# REQUIRED WORK:
Return every entry below exactly as written, minus the pictures.

================================

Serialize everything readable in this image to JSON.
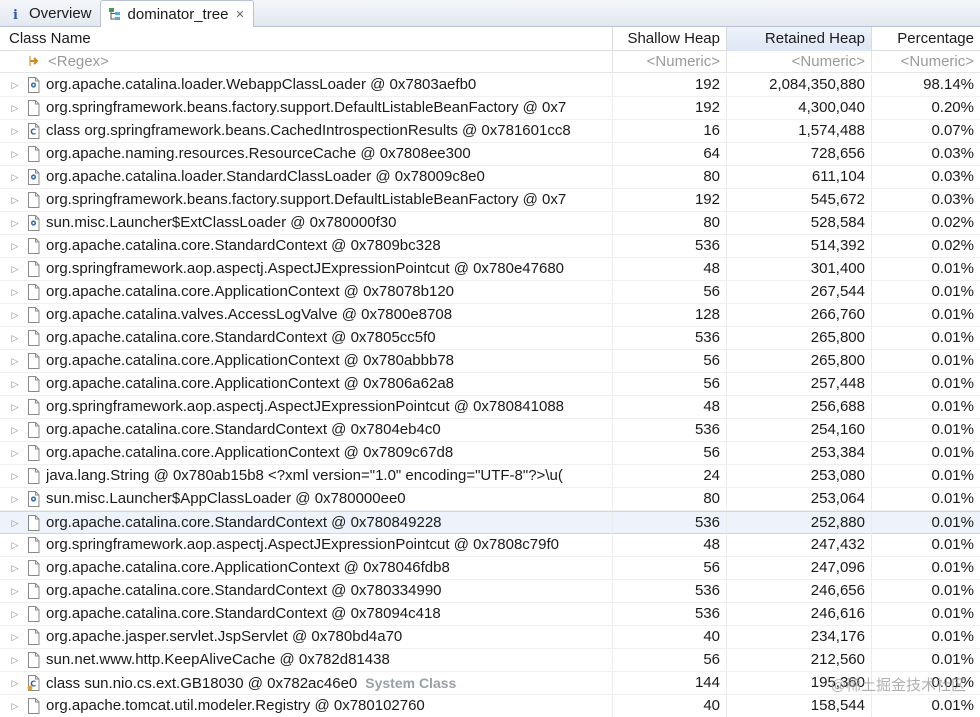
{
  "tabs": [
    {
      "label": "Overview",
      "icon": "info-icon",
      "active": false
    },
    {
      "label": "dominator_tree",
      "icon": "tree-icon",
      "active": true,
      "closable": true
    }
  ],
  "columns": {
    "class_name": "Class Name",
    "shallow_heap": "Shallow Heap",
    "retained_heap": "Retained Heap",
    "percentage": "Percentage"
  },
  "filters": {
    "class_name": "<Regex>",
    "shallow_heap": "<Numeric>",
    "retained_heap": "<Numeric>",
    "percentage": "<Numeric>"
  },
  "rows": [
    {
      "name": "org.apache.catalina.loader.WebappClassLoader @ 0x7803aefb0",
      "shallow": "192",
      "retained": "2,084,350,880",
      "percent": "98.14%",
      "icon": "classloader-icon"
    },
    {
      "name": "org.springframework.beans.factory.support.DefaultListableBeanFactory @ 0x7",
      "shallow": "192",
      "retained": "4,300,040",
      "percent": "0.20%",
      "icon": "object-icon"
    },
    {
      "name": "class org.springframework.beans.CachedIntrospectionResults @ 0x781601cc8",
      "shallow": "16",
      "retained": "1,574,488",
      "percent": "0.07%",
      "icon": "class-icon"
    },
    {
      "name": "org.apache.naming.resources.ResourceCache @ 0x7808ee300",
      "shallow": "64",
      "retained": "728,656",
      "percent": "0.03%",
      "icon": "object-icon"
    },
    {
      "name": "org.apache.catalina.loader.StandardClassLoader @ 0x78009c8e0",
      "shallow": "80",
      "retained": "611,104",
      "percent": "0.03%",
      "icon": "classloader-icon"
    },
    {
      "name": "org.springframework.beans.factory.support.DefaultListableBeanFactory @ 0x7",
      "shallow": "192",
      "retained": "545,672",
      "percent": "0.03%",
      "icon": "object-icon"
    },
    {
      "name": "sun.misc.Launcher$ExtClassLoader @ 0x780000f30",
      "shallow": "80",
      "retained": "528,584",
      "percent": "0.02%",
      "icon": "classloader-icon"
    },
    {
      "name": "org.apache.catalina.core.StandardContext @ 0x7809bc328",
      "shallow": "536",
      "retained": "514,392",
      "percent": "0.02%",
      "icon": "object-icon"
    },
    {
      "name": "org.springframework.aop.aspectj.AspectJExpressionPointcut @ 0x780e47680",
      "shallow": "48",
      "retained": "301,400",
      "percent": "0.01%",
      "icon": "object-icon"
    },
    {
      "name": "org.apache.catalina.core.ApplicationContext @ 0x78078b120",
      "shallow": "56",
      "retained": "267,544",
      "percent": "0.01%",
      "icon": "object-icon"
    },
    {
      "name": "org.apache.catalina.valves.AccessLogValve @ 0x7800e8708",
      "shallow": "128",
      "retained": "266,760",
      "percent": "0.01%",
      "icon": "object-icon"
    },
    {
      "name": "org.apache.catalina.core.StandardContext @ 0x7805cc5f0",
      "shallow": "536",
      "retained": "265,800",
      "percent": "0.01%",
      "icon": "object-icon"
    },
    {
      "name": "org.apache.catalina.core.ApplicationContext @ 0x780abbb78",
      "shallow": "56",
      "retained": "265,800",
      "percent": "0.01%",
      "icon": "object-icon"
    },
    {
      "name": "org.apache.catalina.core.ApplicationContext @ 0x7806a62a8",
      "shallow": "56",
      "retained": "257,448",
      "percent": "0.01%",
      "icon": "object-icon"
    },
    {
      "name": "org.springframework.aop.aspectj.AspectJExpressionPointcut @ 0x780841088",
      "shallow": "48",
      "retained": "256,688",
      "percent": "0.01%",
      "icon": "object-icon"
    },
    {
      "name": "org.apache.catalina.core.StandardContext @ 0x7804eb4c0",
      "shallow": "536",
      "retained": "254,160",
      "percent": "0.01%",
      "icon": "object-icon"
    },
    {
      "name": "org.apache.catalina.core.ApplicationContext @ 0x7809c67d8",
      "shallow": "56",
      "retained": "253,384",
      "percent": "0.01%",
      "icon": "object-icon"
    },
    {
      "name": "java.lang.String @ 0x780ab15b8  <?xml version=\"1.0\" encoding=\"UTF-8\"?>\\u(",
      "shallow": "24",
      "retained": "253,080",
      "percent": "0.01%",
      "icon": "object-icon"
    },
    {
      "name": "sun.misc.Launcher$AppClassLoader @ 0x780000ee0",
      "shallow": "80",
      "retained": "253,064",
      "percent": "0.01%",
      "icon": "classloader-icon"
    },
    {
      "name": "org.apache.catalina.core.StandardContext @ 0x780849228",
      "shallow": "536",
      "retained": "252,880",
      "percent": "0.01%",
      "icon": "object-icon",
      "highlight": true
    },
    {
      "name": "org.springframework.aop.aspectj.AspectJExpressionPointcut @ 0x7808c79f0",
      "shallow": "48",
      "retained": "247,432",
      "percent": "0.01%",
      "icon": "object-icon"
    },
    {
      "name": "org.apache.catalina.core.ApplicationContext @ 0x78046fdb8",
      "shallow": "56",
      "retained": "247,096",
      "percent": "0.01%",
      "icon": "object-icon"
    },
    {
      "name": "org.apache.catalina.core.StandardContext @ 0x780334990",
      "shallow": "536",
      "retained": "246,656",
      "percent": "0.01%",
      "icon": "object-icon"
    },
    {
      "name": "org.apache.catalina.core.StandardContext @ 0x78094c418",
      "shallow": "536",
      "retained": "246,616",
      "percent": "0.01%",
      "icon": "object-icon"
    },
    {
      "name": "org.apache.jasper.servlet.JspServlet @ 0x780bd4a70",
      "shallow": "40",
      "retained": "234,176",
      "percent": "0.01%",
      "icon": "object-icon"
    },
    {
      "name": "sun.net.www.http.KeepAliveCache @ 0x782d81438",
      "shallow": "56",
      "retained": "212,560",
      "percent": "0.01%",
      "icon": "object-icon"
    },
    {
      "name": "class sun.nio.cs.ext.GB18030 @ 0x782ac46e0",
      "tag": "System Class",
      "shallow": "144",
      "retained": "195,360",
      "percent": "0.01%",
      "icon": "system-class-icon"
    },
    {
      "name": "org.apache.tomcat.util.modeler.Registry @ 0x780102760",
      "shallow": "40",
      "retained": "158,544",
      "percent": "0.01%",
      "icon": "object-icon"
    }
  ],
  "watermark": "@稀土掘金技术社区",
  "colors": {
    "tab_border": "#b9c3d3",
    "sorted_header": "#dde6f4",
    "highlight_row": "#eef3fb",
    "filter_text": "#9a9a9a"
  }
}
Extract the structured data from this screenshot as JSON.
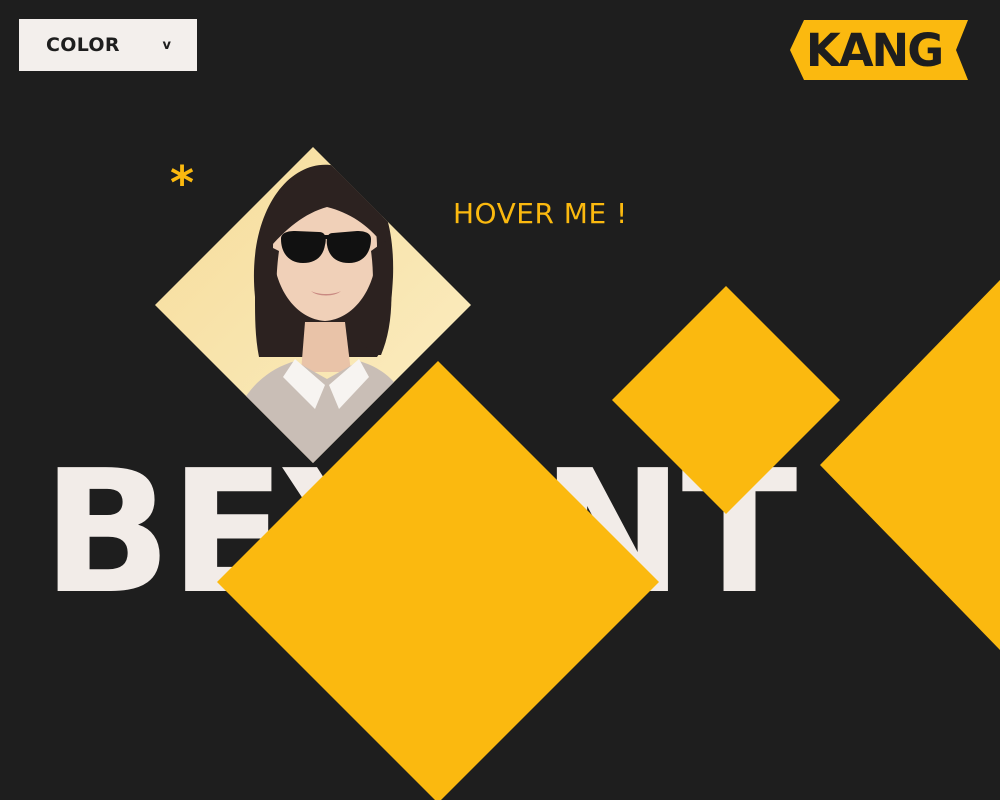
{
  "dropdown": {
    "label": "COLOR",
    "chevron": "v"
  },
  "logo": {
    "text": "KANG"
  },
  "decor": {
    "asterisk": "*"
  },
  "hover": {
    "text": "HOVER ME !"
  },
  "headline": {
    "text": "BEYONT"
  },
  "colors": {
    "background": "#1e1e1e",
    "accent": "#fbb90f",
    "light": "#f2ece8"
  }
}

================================

# EXERCISE RESPONSE:
Serialize everything readable in this image to JSON.
{
  "tabs": [
    {
      "label": "Overview",
      "icon": "info-icon",
      "active": false
    },
    {
      "label": "dominator_tree",
      "icon": "tree-icon",
      "active": true,
      "closable": true
    }
  ],
  "columns": {
    "class_name": "Class Name",
    "shallow_heap": "Shallow Heap",
    "retained_heap": "Retained Heap",
    "percentage": "Percentage"
  },
  "filters": {
    "class_name": "<Regex>",
    "shallow_heap": "<Numeric>",
    "retained_heap": "<Numeric>",
    "percentage": "<Numeric>"
  },
  "rows": [
    {
      "name": "org.apache.catalina.loader.WebappClassLoader @ 0x7803aefb0",
      "shallow": "192",
      "retained": "2,084,350,880",
      "percent": "98.14%",
      "icon": "classloader-icon"
    },
    {
      "name": "org.springframework.beans.factory.support.DefaultListableBeanFactory @ 0x7",
      "shallow": "192",
      "retained": "4,300,040",
      "percent": "0.20%",
      "icon": "object-icon"
    },
    {
      "name": "class org.springframework.beans.CachedIntrospectionResults @ 0x781601cc8",
      "shallow": "16",
      "retained": "1,574,488",
      "percent": "0.07%",
      "icon": "class-icon"
    },
    {
      "name": "org.apache.naming.resources.ResourceCache @ 0x7808ee300",
      "shallow": "64",
      "retained": "728,656",
      "percent": "0.03%",
      "icon": "object-icon"
    },
    {
      "name": "org.apache.catalina.loader.StandardClassLoader @ 0x78009c8e0",
      "shallow": "80",
      "retained": "611,104",
      "percent": "0.03%",
      "icon": "classloader-icon"
    },
    {
      "name": "org.springframework.beans.factory.support.DefaultListableBeanFactory @ 0x7",
      "shallow": "192",
      "retained": "545,672",
      "percent": "0.03%",
      "icon": "object-icon"
    },
    {
      "name": "sun.misc.Launcher$ExtClassLoader @ 0x780000f30",
      "shallow": "80",
      "retained": "528,584",
      "percent": "0.02%",
      "icon": "classloader-icon"
    },
    {
      "name": "org.apache.catalina.core.StandardContext @ 0x7809bc328",
      "shallow": "536",
      "retained": "514,392",
      "percent": "0.02%",
      "icon": "object-icon"
    },
    {
      "name": "org.springframework.aop.aspectj.AspectJExpressionPointcut @ 0x780e47680",
      "shallow": "48",
      "retained": "301,400",
      "percent": "0.01%",
      "icon": "object-icon"
    },
    {
      "name": "org.apache.catalina.core.ApplicationContext @ 0x78078b120",
      "shallow": "56",
      "retained": "267,544",
      "percent": "0.01%",
      "icon": "object-icon"
    },
    {
      "name": "org.apache.catalina.valves.AccessLogValve @ 0x7800e8708",
      "shallow": "128",
      "retained": "266,760",
      "percent": "0.01%",
      "icon": "object-icon"
    },
    {
      "name": "org.apache.catalina.core.StandardContext @ 0x7805cc5f0",
      "shallow": "536",
      "retained": "265,800",
      "percent": "0.01%",
      "icon": "object-icon"
    },
    {
      "name": "org.apache.catalina.core.ApplicationContext @ 0x780abbb78",
      "shallow": "56",
      "retained": "265,800",
      "percent": "0.01%",
      "icon": "object-icon"
    },
    {
      "name": "org.apache.catalina.core.ApplicationContext @ 0x7806a62a8",
      "shallow": "56",
      "retained": "257,448",
      "percent": "0.01%",
      "icon": "object-icon"
    },
    {
      "name": "org.springframework.aop.aspectj.AspectJExpressionPointcut @ 0x780841088",
      "shallow": "48",
      "retained": "256,688",
      "percent": "0.01%",
      "icon": "object-icon"
    },
    {
      "name": "org.apache.catalina.core.StandardContext @ 0x7804eb4c0",
      "shallow": "536",
      "retained": "254,160",
      "percent": "0.01%",
      "icon": "object-icon"
    },
    {
      "name": "org.apache.catalina.core.ApplicationContext @ 0x7809c67d8",
      "shallow": "56",
      "retained": "253,384",
      "percent": "0.01%",
      "icon": "object-icon"
    },
    {
      "name": "java.lang.String @ 0x780ab15b8  <?xml version=\"1.0\" encoding=\"UTF-8\"?>\\u(",
      "shallow": "24",
      "retained": "253,080",
      "percent": "0.01%",
      "icon": "object-icon"
    },
    {
      "name": "sun.misc.Launcher$AppClassLoader @ 0x780000ee0",
      "shallow": "80",
      "retained": "253,064",
      "percent": "0.01%",
      "icon": "classloader-icon"
    },
    {
      "name": "org.apache.catalina.core.StandardContext @ 0x780849228",
      "shallow": "536",
      "retained": "252,880",
      "percent": "0.01%",
      "icon": "object-icon",
      "highlight": true
    },
    {
      "name": "org.springframework.aop.aspectj.AspectJExpressionPointcut @ 0x7808c79f0",
      "shallow": "48",
      "retained": "247,432",
      "percent": "0.01%",
      "icon": "object-icon"
    },
    {
      "name": "org.apache.catalina.core.ApplicationContext @ 0x78046fdb8",
      "shallow": "56",
      "retained": "247,096",
      "percent": "0.01%",
      "icon": "object-icon"
    },
    {
      "name": "org.apache.catalina.core.StandardContext @ 0x780334990",
      "shallow": "536",
      "retained": "246,656",
      "percent": "0.01%",
      "icon": "object-icon"
    },
    {
      "name": "org.apache.catalina.core.StandardContext @ 0x78094c418",
      "shallow": "536",
      "retained": "246,616",
      "percent": "0.01%",
      "icon": "object-icon"
    },
    {
      "name": "org.apache.jasper.servlet.JspServlet @ 0x780bd4a70",
      "shallow": "40",
      "retained": "234,176",
      "percent": "0.01%",
      "icon": "object-icon"
    },
    {
      "name": "sun.net.www.http.KeepAliveCache @ 0x782d81438",
      "shallow": "56",
      "retained": "212,560",
      "percent": "0.01%",
      "icon": "object-icon"
    },
    {
      "name": "class sun.nio.cs.ext.GB18030 @ 0x782ac46e0",
      "tag": "System Class",
      "shallow": "144",
      "retained": "195,360",
      "percent": "0.01%",
      "icon": "system-class-icon"
    },
    {
      "name": "org.apache.tomcat.util.modeler.Registry @ 0x780102760",
      "shallow": "40",
      "retained": "158,544",
      "percent": "0.01%",
      "icon": "object-icon"
    }
  ],
  "watermark": "@稀土掘金技术社区",
  "colors": {
    "tab_border": "#b9c3d3",
    "sorted_header": "#dde6f4",
    "highlight_row": "#eef3fb",
    "filter_text": "#9a9a9a"
  }
}
Extract the structured data from this screenshot as JSON.
{
  "dropdown": {
    "label": "COLOR",
    "chevron": "v"
  },
  "logo": {
    "text": "KANG"
  },
  "decor": {
    "asterisk": "*"
  },
  "hover": {
    "text": "HOVER ME !"
  },
  "headline": {
    "text": "BEYONT"
  },
  "colors": {
    "background": "#1e1e1e",
    "accent": "#fbb90f",
    "light": "#f2ece8"
  }
}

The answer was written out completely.